Segment Open

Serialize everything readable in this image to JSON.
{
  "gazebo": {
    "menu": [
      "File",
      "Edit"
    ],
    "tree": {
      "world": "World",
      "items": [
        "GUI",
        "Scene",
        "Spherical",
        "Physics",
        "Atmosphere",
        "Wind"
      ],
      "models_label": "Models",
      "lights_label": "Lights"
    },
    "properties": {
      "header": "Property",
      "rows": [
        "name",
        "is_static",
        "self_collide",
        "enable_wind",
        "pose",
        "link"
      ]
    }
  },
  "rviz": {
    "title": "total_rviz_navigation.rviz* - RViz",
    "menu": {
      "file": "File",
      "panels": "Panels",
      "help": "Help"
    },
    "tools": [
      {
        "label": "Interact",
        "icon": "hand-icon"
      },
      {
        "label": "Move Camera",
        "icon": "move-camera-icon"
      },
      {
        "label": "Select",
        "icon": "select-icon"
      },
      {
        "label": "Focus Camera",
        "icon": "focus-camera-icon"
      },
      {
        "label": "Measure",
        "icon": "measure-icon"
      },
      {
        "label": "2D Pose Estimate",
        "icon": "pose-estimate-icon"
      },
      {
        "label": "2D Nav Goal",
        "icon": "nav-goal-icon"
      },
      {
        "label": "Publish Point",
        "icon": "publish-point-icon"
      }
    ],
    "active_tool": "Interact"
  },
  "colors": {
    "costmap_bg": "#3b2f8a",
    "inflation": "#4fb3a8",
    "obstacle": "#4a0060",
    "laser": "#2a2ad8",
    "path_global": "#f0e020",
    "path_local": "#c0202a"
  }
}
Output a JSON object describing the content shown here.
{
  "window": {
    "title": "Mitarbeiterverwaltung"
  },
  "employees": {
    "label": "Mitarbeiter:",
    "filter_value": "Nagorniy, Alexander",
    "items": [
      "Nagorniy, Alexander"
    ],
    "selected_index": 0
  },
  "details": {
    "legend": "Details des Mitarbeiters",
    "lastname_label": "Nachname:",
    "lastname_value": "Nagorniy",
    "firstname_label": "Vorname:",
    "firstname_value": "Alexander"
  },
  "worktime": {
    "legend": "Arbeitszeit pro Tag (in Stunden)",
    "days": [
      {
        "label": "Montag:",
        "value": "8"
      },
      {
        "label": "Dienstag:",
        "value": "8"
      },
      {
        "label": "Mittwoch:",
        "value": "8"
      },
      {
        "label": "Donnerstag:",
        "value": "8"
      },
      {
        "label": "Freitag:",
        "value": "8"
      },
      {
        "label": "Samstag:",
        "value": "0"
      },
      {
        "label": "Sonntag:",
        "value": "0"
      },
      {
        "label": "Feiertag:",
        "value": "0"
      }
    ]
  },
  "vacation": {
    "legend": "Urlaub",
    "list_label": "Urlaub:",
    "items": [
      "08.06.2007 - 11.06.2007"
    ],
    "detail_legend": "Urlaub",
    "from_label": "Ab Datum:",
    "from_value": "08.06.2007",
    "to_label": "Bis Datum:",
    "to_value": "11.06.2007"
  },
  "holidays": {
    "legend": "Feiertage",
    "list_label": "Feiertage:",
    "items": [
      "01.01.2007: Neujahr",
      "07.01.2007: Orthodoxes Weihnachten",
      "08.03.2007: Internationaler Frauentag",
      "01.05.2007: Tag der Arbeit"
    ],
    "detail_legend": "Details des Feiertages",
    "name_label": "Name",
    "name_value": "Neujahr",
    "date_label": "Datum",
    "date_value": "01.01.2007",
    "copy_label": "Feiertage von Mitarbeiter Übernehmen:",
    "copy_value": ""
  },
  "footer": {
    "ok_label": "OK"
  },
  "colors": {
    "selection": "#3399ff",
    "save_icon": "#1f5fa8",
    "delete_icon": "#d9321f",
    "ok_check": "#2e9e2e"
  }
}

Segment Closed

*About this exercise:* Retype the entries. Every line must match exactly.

*Output of the exercise:*
Serialize everything readable in this image to JSON.
{
  "gazebo": {
    "menu": [
      "File",
      "Edit"
    ],
    "tree": {
      "world": "World",
      "items": [
        "GUI",
        "Scene",
        "Spherical",
        "Physics",
        "Atmosphere",
        "Wind"
      ],
      "models_label": "Models",
      "lights_label": "Lights"
    },
    "properties": {
      "header": "Property",
      "rows": [
        "name",
        "is_static",
        "self_collide",
        "enable_wind",
        "pose",
        "link"
      ]
    }
  },
  "rviz": {
    "title": "total_rviz_navigation.rviz* - RViz",
    "menu": {
      "file": "File",
      "panels": "Panels",
      "help": "Help"
    },
    "tools": [
      {
        "label": "Interact",
        "icon": "hand-icon"
      },
      {
        "label": "Move Camera",
        "icon": "move-camera-icon"
      },
      {
        "label": "Select",
        "icon": "select-icon"
      },
      {
        "label": "Focus Camera",
        "icon": "focus-camera-icon"
      },
      {
        "label": "Measure",
        "icon": "measure-icon"
      },
      {
        "label": "2D Pose Estimate",
        "icon": "pose-estimate-icon"
      },
      {
        "label": "2D Nav Goal",
        "icon": "nav-goal-icon"
      },
      {
        "label": "Publish Point",
        "icon": "publish-point-icon"
      }
    ],
    "active_tool": "Interact"
  },
  "colors": {
    "costmap_bg": "#3b2f8a",
    "inflation": "#4fb3a8",
    "obstacle": "#4a0060",
    "laser": "#2a2ad8",
    "path_global": "#f0e020",
    "path_local": "#c0202a"
  }
}
Output a JSON object describing the content shown here.
{
  "window": {
    "title": "Mitarbeiterverwaltung"
  },
  "employees": {
    "label": "Mitarbeiter:",
    "filter_value": "Nagorniy, Alexander",
    "items": [
      "Nagorniy, Alexander"
    ],
    "selected_index": 0
  },
  "details": {
    "legend": "Details des Mitarbeiters",
    "lastname_label": "Nachname:",
    "lastname_value": "Nagorniy",
    "firstname_label": "Vorname:",
    "firstname_value": "Alexander"
  },
  "worktime": {
    "legend": "Arbeitszeit pro Tag (in Stunden)",
    "days": [
      {
        "label": "Montag:",
        "value": "8"
      },
      {
        "label": "Dienstag:",
        "value": "8"
      },
      {
        "label": "Mittwoch:",
        "value": "8"
      },
      {
        "label": "Donnerstag:",
        "value": "8"
      },
      {
        "label": "Freitag:",
        "value": "8"
      },
      {
        "label": "Samstag:",
        "value": "0"
      },
      {
        "label": "Sonntag:",
        "value": "0"
      },
      {
        "label": "Feiertag:",
        "value": "0"
      }
    ]
  },
  "vacation": {
    "legend": "Urlaub",
    "list_label": "Urlaub:",
    "items": [
      "08.06.2007 - 11.06.2007"
    ],
    "detail_legend": "Urlaub",
    "from_label": "Ab Datum:",
    "from_value": "08.06.2007",
    "to_label": "Bis Datum:",
    "to_value": "11.06.2007"
  },
  "holidays": {
    "legend": "Feiertage",
    "list_label": "Feiertage:",
    "items": [
      "01.01.2007: Neujahr",
      "07.01.2007: Orthodoxes Weihnachten",
      "08.03.2007: Internationaler Frauentag",
      "01.05.2007: Tag der Arbeit"
    ],
    "detail_legend": "Details des Feiertages",
    "name_label": "Name",
    "name_value": "Neujahr",
    "date_label": "Datum",
    "date_value": "01.01.2007",
    "copy_label": "Feiertage von Mitarbeiter Übernehmen:",
    "copy_value": ""
  },
  "footer": {
    "ok_label": "OK"
  },
  "colors": {
    "selection": "#3399ff",
    "save_icon": "#1f5fa8",
    "delete_icon": "#d9321f",
    "ok_check": "#2e9e2e"
  }
}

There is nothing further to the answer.